|International Classification||F16F13/08, F16F15/12, F16F15/126, B29L31/00, B29K21/00, F16F1/40, F16F1/54, B29C70/84, B29C65/70, B29K105/22, B29C65/54, B29D33/00|
|Cooperative Classification||F16F13/08, Y10T29/49888, F16F2226/00, Y10T29/49879, Y10T29/49844, Y10T29/49984, F16F1/54, B29C70/84, Y10T29/49906, B29L2031/7278|
|European Classification||F16F13/08, F16F1/54, B29C70/84|
|Oct 7, 1991||FPAY||Fee payment|
Year of fee payment: 4
|Sep 27, 1995||FPAY||Fee payment|
Year of fee payment: 8
|Oct 5, 1999||FPAY||Fee payment|

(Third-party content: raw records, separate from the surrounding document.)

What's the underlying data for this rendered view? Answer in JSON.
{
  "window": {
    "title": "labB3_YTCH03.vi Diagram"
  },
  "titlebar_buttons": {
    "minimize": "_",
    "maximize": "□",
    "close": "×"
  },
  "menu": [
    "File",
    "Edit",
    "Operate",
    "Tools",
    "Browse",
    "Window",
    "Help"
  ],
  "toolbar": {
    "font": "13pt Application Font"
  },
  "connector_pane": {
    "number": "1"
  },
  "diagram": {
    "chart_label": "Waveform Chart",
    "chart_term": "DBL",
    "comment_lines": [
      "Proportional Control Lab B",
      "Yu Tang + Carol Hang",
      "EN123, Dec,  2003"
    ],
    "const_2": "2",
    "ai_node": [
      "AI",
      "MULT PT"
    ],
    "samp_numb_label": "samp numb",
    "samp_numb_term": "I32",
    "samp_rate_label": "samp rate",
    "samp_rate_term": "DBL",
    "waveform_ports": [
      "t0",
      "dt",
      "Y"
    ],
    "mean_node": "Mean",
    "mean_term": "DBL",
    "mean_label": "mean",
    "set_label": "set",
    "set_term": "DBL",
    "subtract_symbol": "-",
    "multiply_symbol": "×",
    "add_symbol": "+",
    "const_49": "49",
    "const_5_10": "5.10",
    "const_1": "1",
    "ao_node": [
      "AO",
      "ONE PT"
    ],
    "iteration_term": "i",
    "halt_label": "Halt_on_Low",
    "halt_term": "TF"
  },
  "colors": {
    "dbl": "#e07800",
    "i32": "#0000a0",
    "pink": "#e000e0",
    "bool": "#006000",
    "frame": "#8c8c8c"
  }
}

Year of fee payment: 12
|Apr 11, 2002||AS||Assignment|